The Prosecutor of the International Criminal Court (ICC) Karim Khan has told the Security Council that he will rescue himself from the case of Saif Al-Islam Gaddafi to maintain neutrality in Libya's file now that Gaddafi is a presidential elections candidate.

Khan, a British attorney, was Saif Al-Islam Gaddafi's lawyer before being named ICC Prosecutor.
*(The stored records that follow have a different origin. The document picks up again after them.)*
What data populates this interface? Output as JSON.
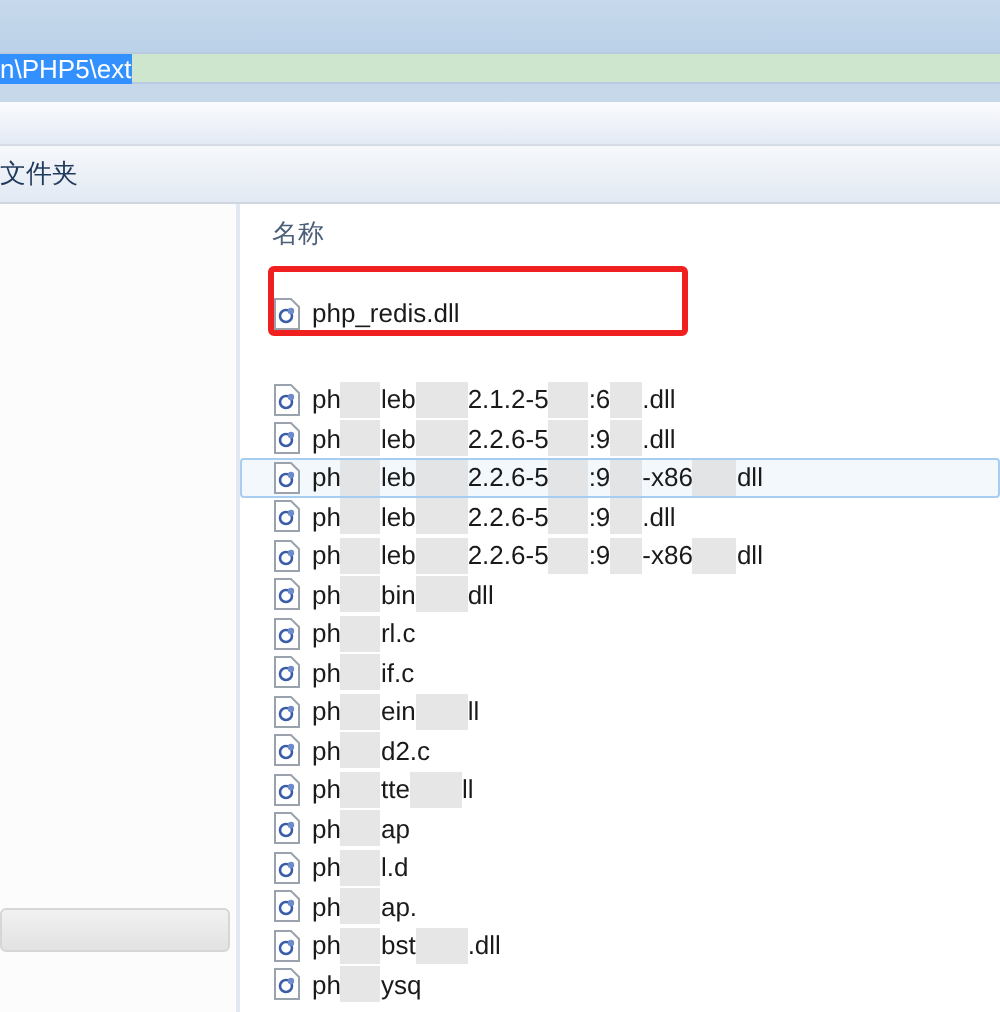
{
  "address_bar": {
    "path": "n\\PHP5\\ext"
  },
  "toolbar": {
    "label": "文件夹"
  },
  "file_list": {
    "column_header": "名称",
    "files": [
      {
        "segments": [
          "php_redis.dll"
        ],
        "selected": false,
        "highlighted": true
      },
      {
        "segments": [
          "ph",
          "leb",
          "2.1.2-5",
          ":6",
          ".dll"
        ],
        "selected": false,
        "highlighted": false
      },
      {
        "segments": [
          "ph",
          "leb",
          "2.2.6-5",
          ":9",
          ".dll"
        ],
        "selected": false,
        "highlighted": false
      },
      {
        "segments": [
          "ph",
          "leb",
          "2.2.6-5",
          ":9",
          "-x86",
          "dll"
        ],
        "selected": true,
        "highlighted": false
      },
      {
        "segments": [
          "ph",
          "leb",
          "2.2.6-5",
          ":9",
          ".dll"
        ],
        "selected": false,
        "highlighted": false
      },
      {
        "segments": [
          "ph",
          "leb",
          "2.2.6-5",
          ":9",
          "-x86",
          "dll"
        ],
        "selected": false,
        "highlighted": false
      },
      {
        "segments": [
          "ph",
          "bin",
          "dll"
        ],
        "selected": false,
        "highlighted": false
      },
      {
        "segments": [
          "ph",
          "rl.c"
        ],
        "selected": false,
        "highlighted": false
      },
      {
        "segments": [
          "ph",
          "if.c"
        ],
        "selected": false,
        "highlighted": false
      },
      {
        "segments": [
          "ph",
          "ein",
          "ll"
        ],
        "selected": false,
        "highlighted": false
      },
      {
        "segments": [
          "ph",
          "d2.c"
        ],
        "selected": false,
        "highlighted": false
      },
      {
        "segments": [
          "ph",
          "tte",
          "ll"
        ],
        "selected": false,
        "highlighted": false
      },
      {
        "segments": [
          "ph",
          "ap"
        ],
        "selected": false,
        "highlighted": false
      },
      {
        "segments": [
          "ph",
          "l.d"
        ],
        "selected": false,
        "highlighted": false
      },
      {
        "segments": [
          "ph",
          "ap."
        ],
        "selected": false,
        "highlighted": false
      },
      {
        "segments": [
          "ph",
          "bst",
          ".dll"
        ],
        "selected": false,
        "highlighted": false
      },
      {
        "segments": [
          "ph",
          "ysq"
        ],
        "selected": false,
        "highlighted": false
      }
    ]
  }
}
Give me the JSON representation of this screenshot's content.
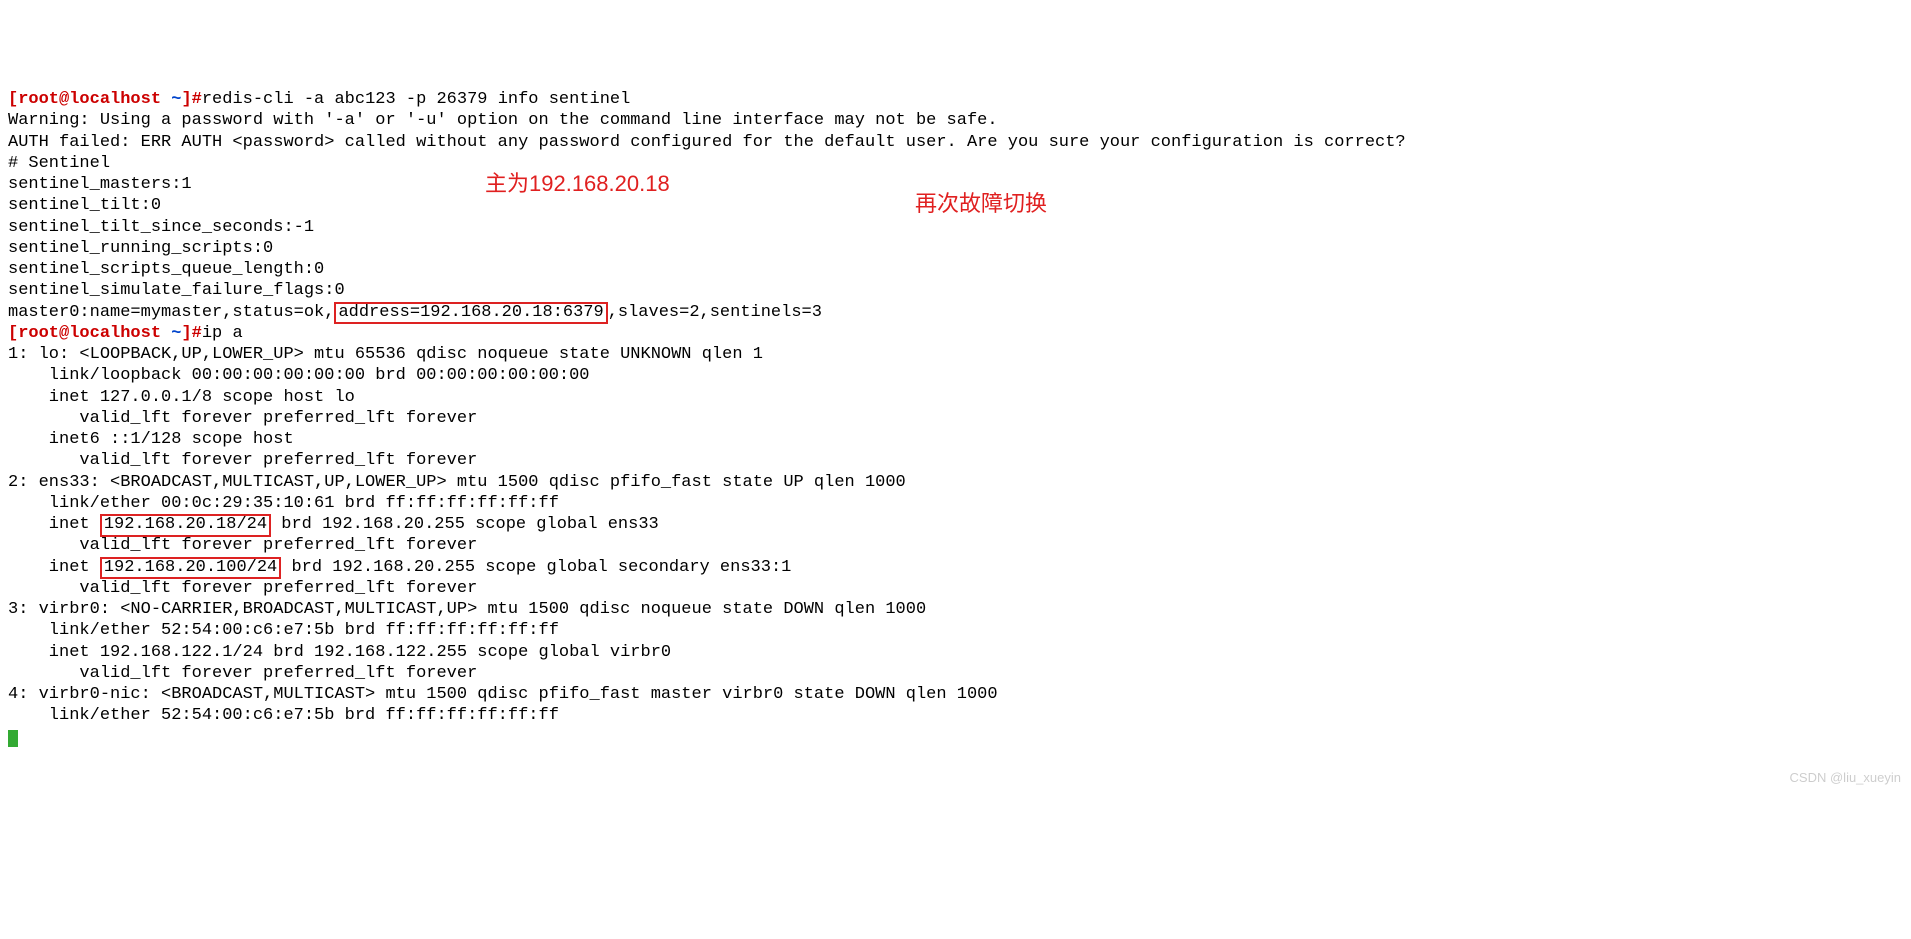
{
  "prompt1": {
    "user": "[root@localhost ",
    "tilde": "~",
    "end": "]#",
    "cmd": "redis-cli -a abc123 -p 26379 info sentinel"
  },
  "output1": {
    "l1": "Warning: Using a password with '-a' or '-u' option on the command line interface may not be safe.",
    "l2": "AUTH failed: ERR AUTH <password> called without any password configured for the default user. Are you sure your configuration is correct?",
    "l3": "# Sentinel",
    "l4": "sentinel_masters:1",
    "l5": "sentinel_tilt:0",
    "l6": "sentinel_tilt_since_seconds:-1",
    "l7": "sentinel_running_scripts:0",
    "l8": "sentinel_scripts_queue_length:0",
    "l9": "sentinel_simulate_failure_flags:0",
    "master_pre": "master0:name=mymaster,status=ok,",
    "master_hl": "address=192.168.20.18:6379",
    "master_post": ",slaves=2,sentinels=3"
  },
  "prompt2": {
    "user": "[root@localhost ",
    "tilde": "~",
    "end": "]#",
    "cmd": "ip a"
  },
  "ip": {
    "lo1": "1: lo: <LOOPBACK,UP,LOWER_UP> mtu 65536 qdisc noqueue state UNKNOWN qlen 1",
    "lo2": "    link/loopback 00:00:00:00:00:00 brd 00:00:00:00:00:00",
    "lo3": "    inet 127.0.0.1/8 scope host lo",
    "lo4": "       valid_lft forever preferred_lft forever",
    "lo5": "    inet6 ::1/128 scope host",
    "lo6": "       valid_lft forever preferred_lft forever",
    "ens1": "2: ens33: <BROADCAST,MULTICAST,UP,LOWER_UP> mtu 1500 qdisc pfifo_fast state UP qlen 1000",
    "ens2": "    link/ether 00:0c:29:35:10:61 brd ff:ff:ff:ff:ff:ff",
    "ens3_pre": "    inet ",
    "ens3_hl": "192.168.20.18/24",
    "ens3_post": " brd 192.168.20.255 scope global ens33",
    "ens4": "       valid_lft forever preferred_lft forever",
    "ens5_pre": "    inet ",
    "ens5_hl": "192.168.20.100/24",
    "ens5_post": " brd 192.168.20.255 scope global secondary ens33:1",
    "ens6": "       valid_lft forever preferred_lft forever",
    "vbr1": "3: virbr0: <NO-CARRIER,BROADCAST,MULTICAST,UP> mtu 1500 qdisc noqueue state DOWN qlen 1000",
    "vbr2": "    link/ether 52:54:00:c6:e7:5b brd ff:ff:ff:ff:ff:ff",
    "vbr3": "    inet 192.168.122.1/24 brd 192.168.122.255 scope global virbr0",
    "vbr4": "       valid_lft forever preferred_lft forever",
    "vnic1": "4: virbr0-nic: <BROADCAST,MULTICAST> mtu 1500 qdisc pfifo_fast master virbr0 state DOWN qlen 1000",
    "vnic2": "    link/ether 52:54:00:c6:e7:5b brd ff:ff:ff:ff:ff:ff"
  },
  "annotations": {
    "a1": "主为192.168.20.18",
    "a2": "再次故障切换"
  },
  "watermark": "CSDN @liu_xueyin"
}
Saif is still wanted by the ICC for crimes against humanity in Libya.

In his first appearance in the Security Council on Tuesday, Khan called for a more robust partnership between the two bodies towards ending impunity for atrocity crimes committed in Libya and elsewhere.

Khan said he will give priority to cases referred to the Prosecutor’s Office by the Council, such as the situation in Libya, calling for a convergence between the work of the Council and the Rome Statute that permits no haven for atrocity crimes.

 "A paradigm shift is needed to foster a new era of engagement between the two bodies." He said, drawing attention to the principle of complementarity on the issue of jurisdiction, he urged States to step up as they have a national responsibility to ensure accountability.

Khan said instability has prevented the Office from conducting investigations on Libyan territory, but he intends to visit the country in early 2022 to meet with State officials and other stakeholders. 

"The Office continues to gather evidence related to alleged crimes committed during the April 2019 attack on Tripoli.  It has also collected credible information about past and ongoing serious crimes allegedly committed in official and unofficial detention facilities, including unlawful detention, murder, torture, rape and other forms of sexual and gender-based violence." He explained.

He also indicated that the situation of migrants in Libya and the region remains deeply troubling, calling for investigations into reported cases of rape and excessive use of force.  

He also said the ICC is looking into the mass graves in Tarhouna and the allegations of massive violations within migrants' detention centers in Libya, adding that evidence has surfaced regarding Khalifa Haftar forces' serious violations in Tarhouna and South Tripoli, including killing, kidnapping, forced disappearance, random mines' planting and looting, not to mention mass graves.

Khan referred to several complaints by Benghazi and other cities' displaced persons to the ICC about the illegal seizure and looting of their properties, including houses, lands and other real estate properties, adding that certain armed groups are profiting from these acts, and reiterated that Libyan authorities are responsible for protecting citizens and their properties and for holding accountable the perpetrators of serious crimes that are also within the jurisdiction of the ICC.